(Material provided Opens)
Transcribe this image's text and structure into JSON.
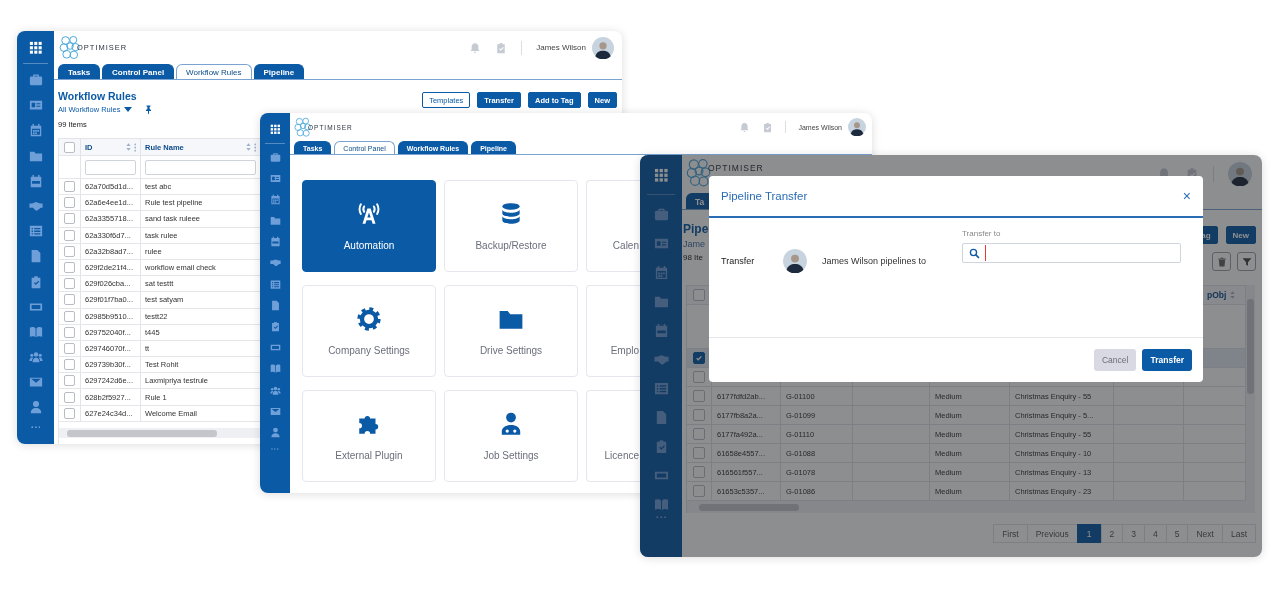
{
  "workflow_window": {
    "logo": "OPTIMISER",
    "user_name": "James Wilson",
    "tabs": [
      {
        "label": "Tasks",
        "selected": false
      },
      {
        "label": "Control Panel",
        "selected": false
      },
      {
        "label": "Workflow Rules",
        "selected": true
      },
      {
        "label": "Pipeline",
        "selected": false
      }
    ],
    "title": "Workflow Rules",
    "view": "All Workflow Rules",
    "count": "99 Items",
    "buttons": [
      {
        "label": "Templates",
        "kind": "outline"
      },
      {
        "label": "Transfer",
        "kind": "primary"
      },
      {
        "label": "Add to Tag",
        "kind": "primary"
      },
      {
        "label": "New",
        "kind": "primary"
      }
    ],
    "table": {
      "all_checked": false,
      "columns": [
        "ID",
        "Rule Name"
      ],
      "rows": [
        {
          "checked": false,
          "cells": [
            "62a70d5d1d...",
            "test abc"
          ]
        },
        {
          "checked": false,
          "cells": [
            "62a6e4ee1d...",
            "Rule test pipeline"
          ]
        },
        {
          "checked": false,
          "cells": [
            "62a3355718...",
            "sand task ruleee"
          ]
        },
        {
          "checked": false,
          "cells": [
            "62a330f6d7...",
            "task rulee"
          ]
        },
        {
          "checked": false,
          "cells": [
            "62a32b8ad7...",
            "rulee"
          ]
        },
        {
          "checked": false,
          "cells": [
            "629f2de21f4...",
            "workflow email check"
          ]
        },
        {
          "checked": false,
          "cells": [
            "629f026cba...",
            "sat testtt"
          ]
        },
        {
          "checked": false,
          "cells": [
            "629f01f7ba0...",
            "test satyam"
          ]
        },
        {
          "checked": false,
          "cells": [
            "62985b9510...",
            "testt22"
          ]
        },
        {
          "checked": false,
          "cells": [
            "629752040f...",
            "t445"
          ]
        },
        {
          "checked": false,
          "cells": [
            "629746070f...",
            "tt"
          ]
        },
        {
          "checked": false,
          "cells": [
            "629739b30f...",
            "Test Rohit"
          ]
        },
        {
          "checked": false,
          "cells": [
            "6297242d6e...",
            "Laxmipriya testrule"
          ]
        },
        {
          "checked": false,
          "cells": [
            "628b2f5927...",
            "Rule 1"
          ]
        },
        {
          "checked": false,
          "cells": [
            "627e24c34d...",
            "Welcome Email"
          ]
        }
      ]
    }
  },
  "control_panel_window": {
    "logo": "OPTIMISER",
    "user_name": "James Wilson",
    "tabs": [
      {
        "label": "Tasks",
        "selected": false
      },
      {
        "label": "Control Panel",
        "selected": true
      },
      {
        "label": "Workflow Rules",
        "selected": false
      },
      {
        "label": "Pipeline",
        "selected": false
      }
    ],
    "tiles": [
      {
        "label": "Automation",
        "selected": true
      },
      {
        "label": "Backup/Restore",
        "selected": false
      },
      {
        "label": "Calen",
        "selected": false
      },
      {
        "label": "Company Settings",
        "selected": false
      },
      {
        "label": "Drive Settings",
        "selected": false
      },
      {
        "label": "Emplo",
        "selected": false
      },
      {
        "label": "External Plugin",
        "selected": false
      },
      {
        "label": "Job Settings",
        "selected": false
      },
      {
        "label": "Licence",
        "selected": false
      }
    ]
  },
  "pipeline_window": {
    "logo": "OPTIMISER",
    "tabs": [
      {
        "label": "Ta",
        "selected": false
      }
    ],
    "title": "Pipe",
    "subtitle": "Jame",
    "count": "98 Ite",
    "buttons": [
      {
        "label": "ag"
      },
      {
        "label": "New"
      }
    ],
    "table": {
      "all_checked": false,
      "last_column": "pObj",
      "rows": [
        {
          "checked": true,
          "selected": true
        },
        {
          "checked": false,
          "selected": false
        },
        {
          "checked": false,
          "selected": false,
          "id": "6177fdfd2ab...",
          "code": "G-01100",
          "priority": "Medium",
          "name": "Christmas Enquiry - 55"
        },
        {
          "checked": false,
          "selected": false,
          "id": "6177fb8a2a...",
          "code": "G-01099",
          "priority": "Medium",
          "name": "Christmas Enquiry - 5..."
        },
        {
          "checked": false,
          "selected": false,
          "id": "6177fa492a...",
          "code": "G-01110",
          "priority": "Medium",
          "name": "Christmas Enquiry - 55"
        },
        {
          "checked": false,
          "selected": false,
          "id": "61658e4557...",
          "code": "G-01088",
          "priority": "Medium",
          "name": "Christmas Enquiry - 10"
        },
        {
          "checked": false,
          "selected": false,
          "id": "616561f557...",
          "code": "G-01078",
          "priority": "Medium",
          "name": "Christmas Enquiry - 13"
        },
        {
          "checked": false,
          "selected": false,
          "id": "61653c5357...",
          "code": "G-01086",
          "priority": "Medium",
          "name": "Christmas Enquiry - 23"
        }
      ]
    },
    "pagination": [
      {
        "label": "First",
        "selected": false
      },
      {
        "label": "Previous",
        "selected": false
      },
      {
        "label": "1",
        "selected": true
      },
      {
        "label": "2",
        "selected": false
      },
      {
        "label": "3",
        "selected": false
      },
      {
        "label": "4",
        "selected": false
      },
      {
        "label": "5",
        "selected": false
      },
      {
        "label": "Next",
        "selected": false
      },
      {
        "label": "Last",
        "selected": false
      }
    ],
    "modal": {
      "title": "Pipeline Transfer",
      "close": "×",
      "label": "Transfer",
      "user_text": "James Wilson pipelines to",
      "field_label": "Transfer to",
      "focused": true,
      "buttons": [
        {
          "label": "Cancel",
          "kind": "secondary"
        },
        {
          "label": "Transfer",
          "kind": "primary"
        }
      ]
    }
  }
}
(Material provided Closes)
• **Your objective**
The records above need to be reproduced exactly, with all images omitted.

• **Reply to the task**
Transcribe this image's text and structure into JSON.
{
  "workflow_window": {
    "logo": "OPTIMISER",
    "user_name": "James Wilson",
    "tabs": [
      {
        "label": "Tasks",
        "selected": false
      },
      {
        "label": "Control Panel",
        "selected": false
      },
      {
        "label": "Workflow Rules",
        "selected": true
      },
      {
        "label": "Pipeline",
        "selected": false
      }
    ],
    "title": "Workflow Rules",
    "view": "All Workflow Rules",
    "count": "99 Items",
    "buttons": [
      {
        "label": "Templates",
        "kind": "outline"
      },
      {
        "label": "Transfer",
        "kind": "primary"
      },
      {
        "label": "Add to Tag",
        "kind": "primary"
      },
      {
        "label": "New",
        "kind": "primary"
      }
    ],
    "table": {
      "all_checked": false,
      "columns": [
        "ID",
        "Rule Name"
      ],
      "rows": [
        {
          "checked": false,
          "cells": [
            "62a70d5d1d...",
            "test abc"
          ]
        },
        {
          "checked": false,
          "cells": [
            "62a6e4ee1d...",
            "Rule test pipeline"
          ]
        },
        {
          "checked": false,
          "cells": [
            "62a3355718...",
            "sand task ruleee"
          ]
        },
        {
          "checked": false,
          "cells": [
            "62a330f6d7...",
            "task rulee"
          ]
        },
        {
          "checked": false,
          "cells": [
            "62a32b8ad7...",
            "rulee"
          ]
        },
        {
          "checked": false,
          "cells": [
            "629f2de21f4...",
            "workflow email check"
          ]
        },
        {
          "checked": false,
          "cells": [
            "629f026cba...",
            "sat testtt"
          ]
        },
        {
          "checked": false,
          "cells": [
            "629f01f7ba0...",
            "test satyam"
          ]
        },
        {
          "checked": false,
          "cells": [
            "62985b9510...",
            "testt22"
          ]
        },
        {
          "checked": false,
          "cells": [
            "629752040f...",
            "t445"
          ]
        },
        {
          "checked": false,
          "cells": [
            "629746070f...",
            "tt"
          ]
        },
        {
          "checked": false,
          "cells": [
            "629739b30f...",
            "Test Rohit"
          ]
        },
        {
          "checked": false,
          "cells": [
            "6297242d6e...",
            "Laxmipriya testrule"
          ]
        },
        {
          "checked": false,
          "cells": [
            "628b2f5927...",
            "Rule 1"
          ]
        },
        {
          "checked": false,
          "cells": [
            "627e24c34d...",
            "Welcome Email"
          ]
        }
      ]
    }
  },
  "control_panel_window": {
    "logo": "OPTIMISER",
    "user_name": "James Wilson",
    "tabs": [
      {
        "label": "Tasks",
        "selected": false
      },
      {
        "label": "Control Panel",
        "selected": true
      },
      {
        "label": "Workflow Rules",
        "selected": false
      },
      {
        "label": "Pipeline",
        "selected": false
      }
    ],
    "tiles": [
      {
        "label": "Automation",
        "selected": true
      },
      {
        "label": "Backup/Restore",
        "selected": false
      },
      {
        "label": "Calen",
        "selected": false
      },
      {
        "label": "Company Settings",
        "selected": false
      },
      {
        "label": "Drive Settings",
        "selected": false
      },
      {
        "label": "Emplo",
        "selected": false
      },
      {
        "label": "External Plugin",
        "selected": false
      },
      {
        "label": "Job Settings",
        "selected": false
      },
      {
        "label": "Licence",
        "selected": false
      }
    ]
  },
  "pipeline_window": {
    "logo": "OPTIMISER",
    "tabs": [
      {
        "label": "Ta",
        "selected": false
      }
    ],
    "title": "Pipe",
    "subtitle": "Jame",
    "count": "98 Ite",
    "buttons": [
      {
        "label": "ag"
      },
      {
        "label": "New"
      }
    ],
    "table": {
      "all_checked": false,
      "last_column": "pObj",
      "rows": [
        {
          "checked": true,
          "selected": true
        },
        {
          "checked": false,
          "selected": false
        },
        {
          "checked": false,
          "selected": false,
          "id": "6177fdfd2ab...",
          "code": "G-01100",
          "priority": "Medium",
          "name": "Christmas Enquiry - 55"
        },
        {
          "checked": false,
          "selected": false,
          "id": "6177fb8a2a...",
          "code": "G-01099",
          "priority": "Medium",
          "name": "Christmas Enquiry - 5..."
        },
        {
          "checked": false,
          "selected": false,
          "id": "6177fa492a...",
          "code": "G-01110",
          "priority": "Medium",
          "name": "Christmas Enquiry - 55"
        },
        {
          "checked": false,
          "selected": false,
          "id": "61658e4557...",
          "code": "G-01088",
          "priority": "Medium",
          "name": "Christmas Enquiry - 10"
        },
        {
          "checked": false,
          "selected": false,
          "id": "616561f557...",
          "code": "G-01078",
          "priority": "Medium",
          "name": "Christmas Enquiry - 13"
        },
        {
          "checked": false,
          "selected": false,
          "id": "61653c5357...",
          "code": "G-01086",
          "priority": "Medium",
          "name": "Christmas Enquiry - 23"
        }
      ]
    },
    "pagination": [
      {
        "label": "First",
        "selected": false
      },
      {
        "label": "Previous",
        "selected": false
      },
      {
        "label": "1",
        "selected": true
      },
      {
        "label": "2",
        "selected": false
      },
      {
        "label": "3",
        "selected": false
      },
      {
        "label": "4",
        "selected": false
      },
      {
        "label": "5",
        "selected": false
      },
      {
        "label": "Next",
        "selected": false
      },
      {
        "label": "Last",
        "selected": false
      }
    ],
    "modal": {
      "title": "Pipeline Transfer",
      "close": "×",
      "label": "Transfer",
      "user_text": "James Wilson pipelines to",
      "field_label": "Transfer to",
      "focused": true,
      "buttons": [
        {
          "label": "Cancel",
          "kind": "secondary"
        },
        {
          "label": "Transfer",
          "kind": "primary"
        }
      ]
    }
  }
}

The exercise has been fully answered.